Google has improved its commitments to the Competition and Markets Authority (CMA) over its ‘Privacy Sandbox’ amid concerns that changes by the tech titan could reduce competition in the digital advertising market.
The competition watchdog launched an investigation into alleged anti-competitive behaviour by Google at the start of the year, following proposed changes to its so-called ‘Privacy Sandbox’, and a string of complaints, including from the Marketers for an Open Web group, which argued that Google was abusing its market power.
Google had proposed changes to its ‘Privacy Sandbox’ project which would allow them to remove third-party cookies on Google browsers and replace them with new tools for targeting advertising, raising concerns that advertising expenses could become even more concentrated on the Google ecosystem.

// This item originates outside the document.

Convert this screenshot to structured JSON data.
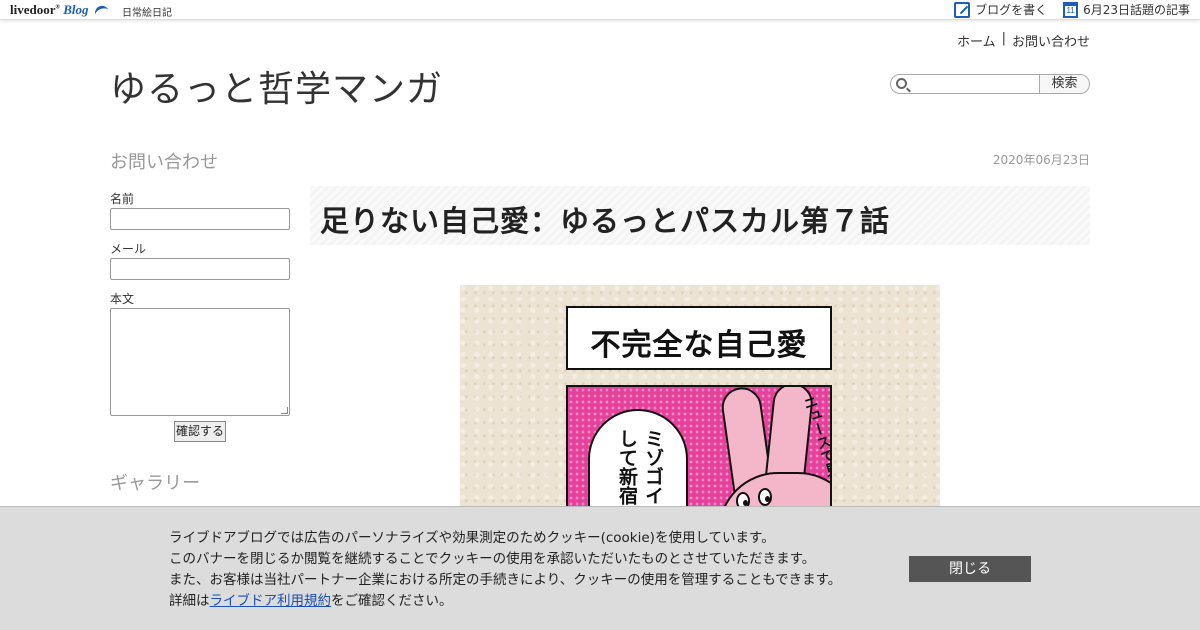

Google’s efforts to protect user’s privacy cannot come at the cost of reduced competition, said CMA chief Andrea Coscelli in a statement.

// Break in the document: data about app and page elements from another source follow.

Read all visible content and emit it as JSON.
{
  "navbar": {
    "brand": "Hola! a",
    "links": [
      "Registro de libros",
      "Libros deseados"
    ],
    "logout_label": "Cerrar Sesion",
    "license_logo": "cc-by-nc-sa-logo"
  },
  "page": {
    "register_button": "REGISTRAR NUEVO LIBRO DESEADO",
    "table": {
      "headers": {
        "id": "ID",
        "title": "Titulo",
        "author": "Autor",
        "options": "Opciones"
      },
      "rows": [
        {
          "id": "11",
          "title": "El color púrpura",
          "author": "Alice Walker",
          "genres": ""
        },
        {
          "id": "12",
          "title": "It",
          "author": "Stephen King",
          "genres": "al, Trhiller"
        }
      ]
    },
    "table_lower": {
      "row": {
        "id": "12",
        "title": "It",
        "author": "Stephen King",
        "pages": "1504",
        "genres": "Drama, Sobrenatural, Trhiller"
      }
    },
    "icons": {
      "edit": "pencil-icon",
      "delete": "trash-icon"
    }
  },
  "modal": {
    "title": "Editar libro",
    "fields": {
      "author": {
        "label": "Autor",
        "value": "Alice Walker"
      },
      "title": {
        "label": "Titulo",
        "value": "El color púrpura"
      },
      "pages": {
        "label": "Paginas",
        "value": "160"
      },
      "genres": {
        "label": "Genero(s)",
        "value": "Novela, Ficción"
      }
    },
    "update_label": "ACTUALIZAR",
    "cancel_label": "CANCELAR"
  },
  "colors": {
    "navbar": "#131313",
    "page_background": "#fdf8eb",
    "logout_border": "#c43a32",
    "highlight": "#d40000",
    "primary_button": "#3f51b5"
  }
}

“If accepted,” Coscelli continued, “the commitments we have obtained from Google become legally binding, promoting competition in digital markets, helping to protect the ability of online publishers to raise money through advertising and safeguarding users’ privacy.”

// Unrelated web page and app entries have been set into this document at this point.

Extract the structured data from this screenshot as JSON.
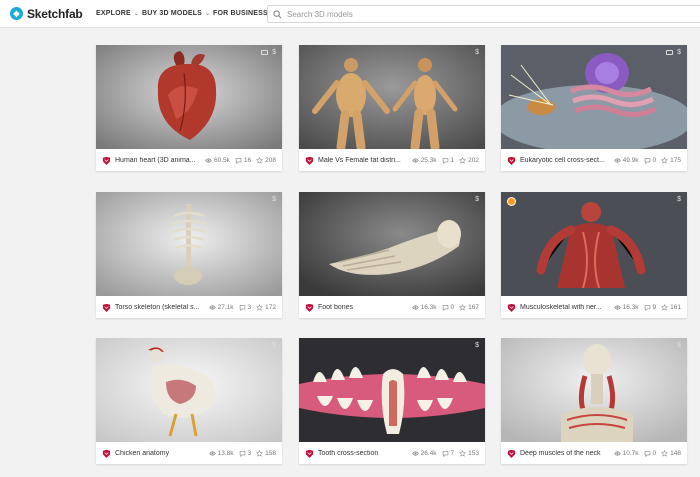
{
  "header": {
    "logo_text": "Sketchfab",
    "nav": [
      {
        "label": "EXPLORE"
      },
      {
        "label": "BUY 3D MODELS"
      },
      {
        "label": "FOR BUSINESS"
      }
    ],
    "search_placeholder": "Search 3D models"
  },
  "colors": {
    "brand": "#1caad9",
    "staff_pick": "#f59a23",
    "avatar": "#c0123c"
  },
  "cards": [
    {
      "title": "Human heart (3D anima...",
      "views": "60.5k",
      "comments": "16",
      "likes": "208",
      "badges": "vr,$"
    },
    {
      "title": "Male Vs Female fat distri...",
      "views": "25.3k",
      "comments": "1",
      "likes": "202",
      "badges": "$"
    },
    {
      "title": "Eukaryotic cell cross-sect...",
      "views": "49.9k",
      "comments": "0",
      "likes": "175",
      "badges": "vr,$"
    },
    {
      "title": "Torso skeleton (skeletal s...",
      "views": "27.1k",
      "comments": "3",
      "likes": "172",
      "badges": "$"
    },
    {
      "title": "Foot bones",
      "views": "16.3k",
      "comments": "0",
      "likes": "167",
      "badges": "$"
    },
    {
      "title": "Musculoskeletal with ner...",
      "views": "16.3k",
      "comments": "9",
      "likes": "161",
      "badges": "$"
    },
    {
      "title": "Chicken anatomy",
      "views": "13.8k",
      "comments": "3",
      "likes": "158",
      "badges": "$"
    },
    {
      "title": "Tooth cross-section",
      "views": "26.4k",
      "comments": "7",
      "likes": "153",
      "badges": "$"
    },
    {
      "title": "Deep muscles of the neck",
      "views": "10.7k",
      "comments": "0",
      "likes": "148",
      "badges": "$"
    }
  ]
}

The watchdog will consult on the new commitments until mid-December. If they are then accepted, it would mark the end of the investigation by the Authority.